-- RECORDS TO USE follows --

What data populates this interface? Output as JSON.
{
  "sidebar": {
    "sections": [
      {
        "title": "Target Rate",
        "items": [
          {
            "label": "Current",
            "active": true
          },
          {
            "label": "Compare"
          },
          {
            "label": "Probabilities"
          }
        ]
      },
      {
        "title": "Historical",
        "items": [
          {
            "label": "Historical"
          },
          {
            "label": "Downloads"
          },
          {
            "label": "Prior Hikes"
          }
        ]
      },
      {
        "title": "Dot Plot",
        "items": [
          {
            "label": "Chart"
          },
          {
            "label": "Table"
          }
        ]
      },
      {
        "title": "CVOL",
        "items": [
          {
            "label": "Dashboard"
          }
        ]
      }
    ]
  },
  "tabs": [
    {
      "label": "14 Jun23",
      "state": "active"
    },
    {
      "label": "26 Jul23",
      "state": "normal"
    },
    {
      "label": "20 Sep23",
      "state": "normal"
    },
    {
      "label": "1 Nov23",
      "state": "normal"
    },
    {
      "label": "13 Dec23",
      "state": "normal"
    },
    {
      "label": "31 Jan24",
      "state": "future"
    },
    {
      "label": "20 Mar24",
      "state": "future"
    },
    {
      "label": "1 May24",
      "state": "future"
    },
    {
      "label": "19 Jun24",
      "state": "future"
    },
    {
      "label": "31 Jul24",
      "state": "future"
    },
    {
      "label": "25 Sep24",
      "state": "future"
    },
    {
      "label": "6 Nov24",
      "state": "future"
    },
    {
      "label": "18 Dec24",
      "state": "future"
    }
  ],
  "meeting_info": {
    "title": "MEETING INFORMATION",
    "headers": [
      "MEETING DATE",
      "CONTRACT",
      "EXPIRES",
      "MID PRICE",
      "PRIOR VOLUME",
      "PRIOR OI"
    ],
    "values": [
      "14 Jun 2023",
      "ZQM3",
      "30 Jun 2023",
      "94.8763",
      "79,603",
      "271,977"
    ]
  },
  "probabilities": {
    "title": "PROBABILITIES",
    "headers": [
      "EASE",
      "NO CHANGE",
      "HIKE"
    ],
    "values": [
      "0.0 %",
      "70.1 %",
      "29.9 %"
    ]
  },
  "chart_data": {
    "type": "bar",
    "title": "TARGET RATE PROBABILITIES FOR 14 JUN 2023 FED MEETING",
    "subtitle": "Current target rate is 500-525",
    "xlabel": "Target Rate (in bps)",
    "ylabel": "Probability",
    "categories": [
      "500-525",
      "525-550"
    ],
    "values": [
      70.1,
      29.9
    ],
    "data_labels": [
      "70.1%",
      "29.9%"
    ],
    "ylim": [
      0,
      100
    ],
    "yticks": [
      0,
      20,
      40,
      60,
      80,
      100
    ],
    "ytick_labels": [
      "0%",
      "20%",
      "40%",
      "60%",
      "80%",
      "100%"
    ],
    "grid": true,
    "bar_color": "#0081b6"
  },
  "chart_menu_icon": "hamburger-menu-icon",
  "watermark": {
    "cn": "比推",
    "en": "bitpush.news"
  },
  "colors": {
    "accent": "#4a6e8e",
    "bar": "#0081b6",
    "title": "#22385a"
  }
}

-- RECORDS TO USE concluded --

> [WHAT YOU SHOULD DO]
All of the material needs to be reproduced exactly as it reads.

> [YOUR SOLUTION]
What data populates this interface? Output as JSON.
{
  "sidebar": {
    "sections": [
      {
        "title": "Target Rate",
        "items": [
          {
            "label": "Current",
            "active": true
          },
          {
            "label": "Compare"
          },
          {
            "label": "Probabilities"
          }
        ]
      },
      {
        "title": "Historical",
        "items": [
          {
            "label": "Historical"
          },
          {
            "label": "Downloads"
          },
          {
            "label": "Prior Hikes"
          }
        ]
      },
      {
        "title": "Dot Plot",
        "items": [
          {
            "label": "Chart"
          },
          {
            "label": "Table"
          }
        ]
      },
      {
        "title": "CVOL",
        "items": [
          {
            "label": "Dashboard"
          }
        ]
      }
    ]
  },
  "tabs": [
    {
      "label": "14 Jun23",
      "state": "active"
    },
    {
      "label": "26 Jul23",
      "state": "normal"
    },
    {
      "label": "20 Sep23",
      "state": "normal"
    },
    {
      "label": "1 Nov23",
      "state": "normal"
    },
    {
      "label": "13 Dec23",
      "state": "normal"
    },
    {
      "label": "31 Jan24",
      "state": "future"
    },
    {
      "label": "20 Mar24",
      "state": "future"
    },
    {
      "label": "1 May24",
      "state": "future"
    },
    {
      "label": "19 Jun24",
      "state": "future"
    },
    {
      "label": "31 Jul24",
      "state": "future"
    },
    {
      "label": "25 Sep24",
      "state": "future"
    },
    {
      "label": "6 Nov24",
      "state": "future"
    },
    {
      "label": "18 Dec24",
      "state": "future"
    }
  ],
  "meeting_info": {
    "title": "MEETING INFORMATION",
    "headers": [
      "MEETING DATE",
      "CONTRACT",
      "EXPIRES",
      "MID PRICE",
      "PRIOR VOLUME",
      "PRIOR OI"
    ],
    "values": [
      "14 Jun 2023",
      "ZQM3",
      "30 Jun 2023",
      "94.8763",
      "79,603",
      "271,977"
    ]
  },
  "probabilities": {
    "title": "PROBABILITIES",
    "headers": [
      "EASE",
      "NO CHANGE",
      "HIKE"
    ],
    "values": [
      "0.0 %",
      "70.1 %",
      "29.9 %"
    ]
  },
  "chart_data": {
    "type": "bar",
    "title": "TARGET RATE PROBABILITIES FOR 14 JUN 2023 FED MEETING",
    "subtitle": "Current target rate is 500-525",
    "xlabel": "Target Rate (in bps)",
    "ylabel": "Probability",
    "categories": [
      "500-525",
      "525-550"
    ],
    "values": [
      70.1,
      29.9
    ],
    "data_labels": [
      "70.1%",
      "29.9%"
    ],
    "ylim": [
      0,
      100
    ],
    "yticks": [
      0,
      20,
      40,
      60,
      80,
      100
    ],
    "ytick_labels": [
      "0%",
      "20%",
      "40%",
      "60%",
      "80%",
      "100%"
    ],
    "grid": true,
    "bar_color": "#0081b6"
  },
  "chart_menu_icon": "hamburger-menu-icon",
  "watermark": {
    "cn": "比推",
    "en": "bitpush.news"
  },
  "colors": {
    "accent": "#4a6e8e",
    "bar": "#0081b6",
    "title": "#22385a"
  }
}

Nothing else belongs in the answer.